A while ago Smashing Magazine did an article on 80 Beautiful Typefaces for Professional Design. We had a little discussion about it over at I Love Typography, too. One thing that appalled me was all the classic typefaces that were missing from the SM list!
Garamond was originally designed by Claude Garamond in 1530. It is a beautiful, humanistic face, with cupped serifs and solid design. This is one of my personal favorites. I use it in a lot of designs because it seems to go well with almost everything. There are few situations in which Garamond would be an inappropriate choice. Garamond is very readable at smaller sizes because of its tall x-height. Look at the beaks on the uppercase T and Z and notice how the left ones are tilted out a bit. The lowercase j descends below the baseline.

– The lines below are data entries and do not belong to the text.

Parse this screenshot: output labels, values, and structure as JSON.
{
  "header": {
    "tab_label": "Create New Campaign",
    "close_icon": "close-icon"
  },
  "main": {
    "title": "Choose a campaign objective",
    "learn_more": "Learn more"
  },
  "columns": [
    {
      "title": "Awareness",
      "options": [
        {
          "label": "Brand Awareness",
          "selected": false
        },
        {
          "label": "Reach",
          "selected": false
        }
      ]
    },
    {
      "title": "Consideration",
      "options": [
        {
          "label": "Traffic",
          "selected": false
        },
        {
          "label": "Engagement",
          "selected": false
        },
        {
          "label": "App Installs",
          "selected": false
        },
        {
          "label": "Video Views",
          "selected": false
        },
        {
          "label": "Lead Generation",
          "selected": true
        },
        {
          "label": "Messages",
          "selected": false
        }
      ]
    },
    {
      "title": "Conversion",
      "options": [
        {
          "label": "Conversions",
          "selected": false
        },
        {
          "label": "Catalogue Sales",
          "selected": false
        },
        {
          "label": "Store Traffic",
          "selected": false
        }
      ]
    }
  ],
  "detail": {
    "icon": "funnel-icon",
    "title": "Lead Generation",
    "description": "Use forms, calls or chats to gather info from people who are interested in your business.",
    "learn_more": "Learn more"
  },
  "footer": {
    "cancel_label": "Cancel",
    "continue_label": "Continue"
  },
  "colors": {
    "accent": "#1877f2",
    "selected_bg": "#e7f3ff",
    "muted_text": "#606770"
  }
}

Caslon is also a font with a history that dates back a considerable way. It was designed by William Caslon in 1725. It has a shorter x-height that Garamond, and it is also an elegant typeface. Caslon is said to have been the first original typeface of English origin. Take special note of the apex of the uppercase A and the unique tail on the Q. The T also has flared beaks.
Sabon is used in many books because it is very legible at small sizes. It may not be an incredibly notable font in terms of a unique look, but it is reliable and another face that cannot easily be misused. It was designed by Jan Tschichold in the mid-1960’s and is based on the work of Claude Garamond. In Sabon, it is the numbers 5, 6 and 9 that are quite unique. Also note the open bowl on the uppercase P, while it is closed on the R. The lowercase j also extends below the baseline with Sabon.
Jenson looks like a font that was inspired by letterpress characters. It was originally designed in 1470 by Nicolas Jenson. Jenson is unique because it has little “flaws” that make it feel very organic. This is not a typeface that the designers tried to make look perfect. It has a low x-height and is great for body copy. Jenson has slightly longer ascenders. The o has a slightly biased stress and the upper and lowercase j extends below the baseline of Jenson, too. The lowercase x and y are interesting to look at, as well as uppercase R.
Classic Sans Serifs
Franklin Gothic was designed in 1904 by Morris Fuller Benton. It is a nice alternative to using a serif font and it has thick and thin strokes, much in the spirit of the serifed fonts. The lowercase a and g also harken back to the serif versions of these letters. Franklin Gothic does tend to be a bit heavy in a composition, so it should probably not be used for long bits of copy.
Univers was designed by Adrian Frutiger. It is a rather unique family because it has an extensive numbering system where the face gets thinner, thicker, extended or condensed depending on which way the numbers go. Univers 55 is considered the standard on which all the others are based. Notice the square dots on the lowercase i and j and the shoulder in the f. Univers has short descenders and ascenders. The tail on the uppercase Q sits on the baseline and the R seems to have a rather uncharacteristic curve in its leg.
Helvetica is probably the most over-used font aside from Arial or Times New Roman. Some might blame it on the generic nature of the face, I would argue that it is actually the versatility of it. It is a fairly recent design, only dating back as far as the 1950’s. Helvetica is clear, legible and a staple in the world of sans serifs. I would caution against using it in identity design, though! Despite its plain appearance, the lowercase y and a and the uppercase R and G do have a little bit of flare to them.
Futura was designed in the 1920’s during the Art Deco movement by Paul Renner. It looks very geometric; the bowls of the a, b, d, etc are very round and the uppercase N would fit into a perfect square. Notice the bowls of the b, d, g, p and q are slightly offset. The lowercase j is also quite unusual because of its lack of a curved terminal.
Beef Up Your Repertoire
By becoming intimately familiar with a handful of fonts, you will begin to notice all the nuances that make each ideal for various purposes and messages. Pick two serif fonts and two sans serif fonts and only use those for a while. See how familiar you become with them. Once you have a good handle on those four, try adding one or two more of each style. Pretty soon you’ll be using 30 different fonts and you’ll know when to use which.
This is the last of our little primer on typography! Just in case you missed any of the previous articles:
- The Finishing Typographical Touches – alignment, justification, rivers, lakes, widows and orphans
- Want People to Read Your Copy? Make it Legible! – tracking, kerning, leading
- Matching Type to Message – looking closely at the mood your typeface choices create
- WHY YOU SHOULDN’T TYPE IN ALL CAPS – ascenders and descenders
- Sound Smart. Talk About Type – serif, sans serif, x-height and baseline
And if you’re a really big Type Nut and this wasn’t enough for you, head on over to I Love Typography, join in the conversation! Oh, and if you’re more of a web designer, check out this great article on 16 Best-Loved Font Bits In Web Design on Inspiration Bit (there’s also a really handy Mixing Typefaces Cheat Sheet that Vivien shared with us over there). And whether you are a design student or not, you’ll probably find David Airey’s Typography Tips and Advice for Students useful.
What do you think of this list? Any you would add? Any you would take away? Which faces will you choose to familiarize yourself with?